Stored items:
⁂

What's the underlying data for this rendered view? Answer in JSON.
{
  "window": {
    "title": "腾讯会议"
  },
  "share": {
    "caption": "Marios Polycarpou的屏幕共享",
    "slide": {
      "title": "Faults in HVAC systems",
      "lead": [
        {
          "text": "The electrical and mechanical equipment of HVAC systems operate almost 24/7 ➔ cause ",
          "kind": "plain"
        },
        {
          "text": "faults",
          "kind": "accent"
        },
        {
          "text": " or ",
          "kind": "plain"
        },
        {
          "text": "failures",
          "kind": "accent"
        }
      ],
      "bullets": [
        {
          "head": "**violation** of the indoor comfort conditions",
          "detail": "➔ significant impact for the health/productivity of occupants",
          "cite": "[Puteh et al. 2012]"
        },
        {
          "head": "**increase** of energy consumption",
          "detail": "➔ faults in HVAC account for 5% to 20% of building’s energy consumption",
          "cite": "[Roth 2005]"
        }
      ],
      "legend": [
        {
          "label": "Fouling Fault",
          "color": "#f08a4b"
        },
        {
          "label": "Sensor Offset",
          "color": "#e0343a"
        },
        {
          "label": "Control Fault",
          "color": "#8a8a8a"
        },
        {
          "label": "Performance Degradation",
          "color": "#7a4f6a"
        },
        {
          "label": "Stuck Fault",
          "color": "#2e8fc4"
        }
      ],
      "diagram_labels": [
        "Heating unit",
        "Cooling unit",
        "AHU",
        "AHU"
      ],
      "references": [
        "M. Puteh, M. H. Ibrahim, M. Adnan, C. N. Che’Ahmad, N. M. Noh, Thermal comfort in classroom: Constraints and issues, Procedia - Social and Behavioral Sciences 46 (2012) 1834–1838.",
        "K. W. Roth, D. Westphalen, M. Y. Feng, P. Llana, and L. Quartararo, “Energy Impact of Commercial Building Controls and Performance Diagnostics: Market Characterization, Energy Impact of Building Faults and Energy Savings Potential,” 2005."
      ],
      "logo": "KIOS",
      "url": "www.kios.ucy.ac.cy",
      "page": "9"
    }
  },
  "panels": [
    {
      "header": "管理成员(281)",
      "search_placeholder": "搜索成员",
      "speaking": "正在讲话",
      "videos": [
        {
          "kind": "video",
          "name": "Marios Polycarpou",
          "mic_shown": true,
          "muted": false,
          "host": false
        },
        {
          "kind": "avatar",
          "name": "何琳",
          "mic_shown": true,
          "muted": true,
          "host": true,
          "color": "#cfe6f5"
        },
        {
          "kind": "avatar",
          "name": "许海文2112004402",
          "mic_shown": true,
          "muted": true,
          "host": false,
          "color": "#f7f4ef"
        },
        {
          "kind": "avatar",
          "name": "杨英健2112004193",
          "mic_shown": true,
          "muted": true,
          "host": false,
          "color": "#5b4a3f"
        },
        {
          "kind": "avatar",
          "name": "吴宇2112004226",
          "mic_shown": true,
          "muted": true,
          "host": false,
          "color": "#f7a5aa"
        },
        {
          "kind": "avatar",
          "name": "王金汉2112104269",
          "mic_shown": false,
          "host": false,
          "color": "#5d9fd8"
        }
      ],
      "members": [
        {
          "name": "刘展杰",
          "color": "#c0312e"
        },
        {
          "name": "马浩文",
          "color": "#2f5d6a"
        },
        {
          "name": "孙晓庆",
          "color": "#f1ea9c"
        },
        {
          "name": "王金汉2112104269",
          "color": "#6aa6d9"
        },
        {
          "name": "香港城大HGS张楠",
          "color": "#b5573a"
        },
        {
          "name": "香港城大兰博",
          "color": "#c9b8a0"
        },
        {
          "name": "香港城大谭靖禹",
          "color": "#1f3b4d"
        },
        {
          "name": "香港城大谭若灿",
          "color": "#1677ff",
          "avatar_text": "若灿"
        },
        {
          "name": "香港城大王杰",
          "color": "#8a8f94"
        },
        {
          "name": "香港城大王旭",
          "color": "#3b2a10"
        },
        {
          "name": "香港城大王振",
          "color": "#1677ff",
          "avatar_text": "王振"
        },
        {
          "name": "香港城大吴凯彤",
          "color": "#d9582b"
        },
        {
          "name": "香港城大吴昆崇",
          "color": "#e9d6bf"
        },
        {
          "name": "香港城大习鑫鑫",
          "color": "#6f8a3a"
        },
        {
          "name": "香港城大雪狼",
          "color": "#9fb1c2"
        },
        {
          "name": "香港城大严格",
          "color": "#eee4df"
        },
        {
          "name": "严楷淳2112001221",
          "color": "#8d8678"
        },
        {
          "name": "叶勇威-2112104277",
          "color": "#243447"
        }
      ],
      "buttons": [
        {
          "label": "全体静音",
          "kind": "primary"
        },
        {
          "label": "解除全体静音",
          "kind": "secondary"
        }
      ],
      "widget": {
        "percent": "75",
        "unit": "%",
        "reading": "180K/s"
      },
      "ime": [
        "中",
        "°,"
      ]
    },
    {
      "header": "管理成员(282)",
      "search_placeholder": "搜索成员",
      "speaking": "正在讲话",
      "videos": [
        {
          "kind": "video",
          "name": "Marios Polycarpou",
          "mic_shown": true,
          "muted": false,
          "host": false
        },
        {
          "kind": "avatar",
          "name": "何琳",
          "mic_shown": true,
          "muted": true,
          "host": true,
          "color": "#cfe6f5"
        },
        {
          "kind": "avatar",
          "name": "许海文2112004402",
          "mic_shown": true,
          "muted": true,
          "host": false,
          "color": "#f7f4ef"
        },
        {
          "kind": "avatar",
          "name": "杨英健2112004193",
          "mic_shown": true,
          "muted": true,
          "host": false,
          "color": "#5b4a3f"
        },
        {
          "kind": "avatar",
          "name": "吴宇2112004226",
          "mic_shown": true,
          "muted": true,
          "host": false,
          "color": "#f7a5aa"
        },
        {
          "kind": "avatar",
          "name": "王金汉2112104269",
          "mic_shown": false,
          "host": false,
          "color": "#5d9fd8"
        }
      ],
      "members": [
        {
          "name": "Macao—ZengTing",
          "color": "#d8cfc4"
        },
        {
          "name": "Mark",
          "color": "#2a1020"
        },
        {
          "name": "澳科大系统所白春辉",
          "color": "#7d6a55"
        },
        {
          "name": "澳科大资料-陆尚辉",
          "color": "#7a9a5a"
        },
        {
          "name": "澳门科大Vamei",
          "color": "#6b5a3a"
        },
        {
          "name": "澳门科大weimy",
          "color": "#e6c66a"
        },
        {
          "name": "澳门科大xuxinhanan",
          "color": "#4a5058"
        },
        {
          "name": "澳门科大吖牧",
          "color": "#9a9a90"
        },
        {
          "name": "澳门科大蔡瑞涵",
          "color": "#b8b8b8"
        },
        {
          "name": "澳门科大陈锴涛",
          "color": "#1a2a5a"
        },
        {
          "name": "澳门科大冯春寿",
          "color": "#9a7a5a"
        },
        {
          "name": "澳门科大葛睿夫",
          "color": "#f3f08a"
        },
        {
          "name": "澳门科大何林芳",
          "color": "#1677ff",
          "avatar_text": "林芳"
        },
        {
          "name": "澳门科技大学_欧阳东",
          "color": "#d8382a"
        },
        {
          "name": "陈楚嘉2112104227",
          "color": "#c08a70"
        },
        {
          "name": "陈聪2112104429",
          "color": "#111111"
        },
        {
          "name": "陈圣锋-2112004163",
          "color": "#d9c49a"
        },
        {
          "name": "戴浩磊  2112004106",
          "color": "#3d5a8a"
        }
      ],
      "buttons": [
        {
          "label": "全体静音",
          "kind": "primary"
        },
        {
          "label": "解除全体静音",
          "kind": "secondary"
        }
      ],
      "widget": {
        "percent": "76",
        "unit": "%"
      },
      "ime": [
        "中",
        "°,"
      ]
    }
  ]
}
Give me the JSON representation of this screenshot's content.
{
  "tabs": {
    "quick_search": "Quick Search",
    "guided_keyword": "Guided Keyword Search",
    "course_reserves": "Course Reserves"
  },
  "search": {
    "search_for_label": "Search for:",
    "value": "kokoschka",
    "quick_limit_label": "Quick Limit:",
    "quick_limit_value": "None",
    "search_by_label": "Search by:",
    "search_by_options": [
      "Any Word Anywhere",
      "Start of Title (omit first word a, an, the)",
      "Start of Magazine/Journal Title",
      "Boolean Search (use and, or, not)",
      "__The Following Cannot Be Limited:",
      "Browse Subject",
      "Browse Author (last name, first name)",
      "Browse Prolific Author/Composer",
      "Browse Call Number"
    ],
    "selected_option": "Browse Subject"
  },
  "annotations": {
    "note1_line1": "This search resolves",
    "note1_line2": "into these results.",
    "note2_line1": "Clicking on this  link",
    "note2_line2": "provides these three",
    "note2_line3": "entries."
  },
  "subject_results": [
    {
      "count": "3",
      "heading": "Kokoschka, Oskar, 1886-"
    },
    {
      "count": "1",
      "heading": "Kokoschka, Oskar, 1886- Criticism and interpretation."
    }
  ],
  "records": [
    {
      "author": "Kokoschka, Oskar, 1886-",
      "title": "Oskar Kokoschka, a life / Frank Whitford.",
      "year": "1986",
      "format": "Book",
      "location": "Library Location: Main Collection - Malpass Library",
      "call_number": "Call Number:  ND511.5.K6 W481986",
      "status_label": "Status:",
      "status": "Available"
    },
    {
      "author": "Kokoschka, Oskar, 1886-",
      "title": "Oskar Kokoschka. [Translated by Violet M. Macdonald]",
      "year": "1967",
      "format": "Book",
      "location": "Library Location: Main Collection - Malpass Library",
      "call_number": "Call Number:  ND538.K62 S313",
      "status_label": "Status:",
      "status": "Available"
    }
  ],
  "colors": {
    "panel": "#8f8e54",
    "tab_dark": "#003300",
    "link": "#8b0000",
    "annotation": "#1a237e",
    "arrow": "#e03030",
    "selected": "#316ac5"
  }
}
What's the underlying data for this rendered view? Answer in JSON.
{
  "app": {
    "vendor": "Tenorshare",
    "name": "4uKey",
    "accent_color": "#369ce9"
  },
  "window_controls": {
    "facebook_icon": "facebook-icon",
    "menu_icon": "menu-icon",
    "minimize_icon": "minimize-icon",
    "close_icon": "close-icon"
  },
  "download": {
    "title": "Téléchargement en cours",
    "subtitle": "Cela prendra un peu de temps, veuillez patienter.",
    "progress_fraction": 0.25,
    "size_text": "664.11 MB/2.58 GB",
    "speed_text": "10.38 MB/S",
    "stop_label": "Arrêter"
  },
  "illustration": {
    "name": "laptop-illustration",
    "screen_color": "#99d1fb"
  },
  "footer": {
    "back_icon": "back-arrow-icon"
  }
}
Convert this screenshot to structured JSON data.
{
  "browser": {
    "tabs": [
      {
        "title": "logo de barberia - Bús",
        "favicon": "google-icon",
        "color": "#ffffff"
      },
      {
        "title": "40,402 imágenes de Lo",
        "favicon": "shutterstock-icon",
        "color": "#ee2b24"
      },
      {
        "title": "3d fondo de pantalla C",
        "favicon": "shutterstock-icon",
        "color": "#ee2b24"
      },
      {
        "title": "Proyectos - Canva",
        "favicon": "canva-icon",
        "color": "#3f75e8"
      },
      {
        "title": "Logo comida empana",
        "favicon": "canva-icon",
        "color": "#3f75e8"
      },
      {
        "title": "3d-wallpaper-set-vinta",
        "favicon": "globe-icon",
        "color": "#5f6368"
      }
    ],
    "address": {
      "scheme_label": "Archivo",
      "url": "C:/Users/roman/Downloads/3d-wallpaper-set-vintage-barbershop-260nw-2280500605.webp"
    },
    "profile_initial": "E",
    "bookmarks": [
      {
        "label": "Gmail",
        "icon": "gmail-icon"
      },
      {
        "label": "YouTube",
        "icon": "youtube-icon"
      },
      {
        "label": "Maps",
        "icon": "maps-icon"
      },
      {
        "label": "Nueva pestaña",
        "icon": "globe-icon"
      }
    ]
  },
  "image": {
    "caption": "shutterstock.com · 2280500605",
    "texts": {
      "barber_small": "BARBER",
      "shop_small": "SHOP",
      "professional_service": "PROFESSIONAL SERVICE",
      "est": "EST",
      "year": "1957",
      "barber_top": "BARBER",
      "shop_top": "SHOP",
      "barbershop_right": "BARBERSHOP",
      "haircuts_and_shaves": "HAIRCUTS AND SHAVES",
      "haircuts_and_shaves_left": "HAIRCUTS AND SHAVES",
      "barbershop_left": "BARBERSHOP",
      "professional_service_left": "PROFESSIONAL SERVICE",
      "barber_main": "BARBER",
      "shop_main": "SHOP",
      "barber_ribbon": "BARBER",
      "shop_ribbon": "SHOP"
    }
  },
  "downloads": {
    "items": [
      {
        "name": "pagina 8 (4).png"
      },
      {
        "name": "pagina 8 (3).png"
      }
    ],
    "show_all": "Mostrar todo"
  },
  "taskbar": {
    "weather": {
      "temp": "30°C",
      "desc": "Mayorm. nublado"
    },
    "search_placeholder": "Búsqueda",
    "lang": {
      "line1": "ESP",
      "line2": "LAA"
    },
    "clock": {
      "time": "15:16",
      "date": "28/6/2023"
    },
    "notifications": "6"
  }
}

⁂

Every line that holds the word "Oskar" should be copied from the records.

      "heading": "Kokoschka, Oskar, 1886-"
      "heading": "Kokoschka, Oskar, 1886- Criticism and interpretation."
      "author": "Kokoschka, Oskar, 1886-",
      "title": "Oskar Kokoschka, a life / Frank Whitford.",
      "author": "Kokoschka, Oskar, 1886-",
      "title": "Oskar Kokoschka. [Translated by Violet M. Macdonald]",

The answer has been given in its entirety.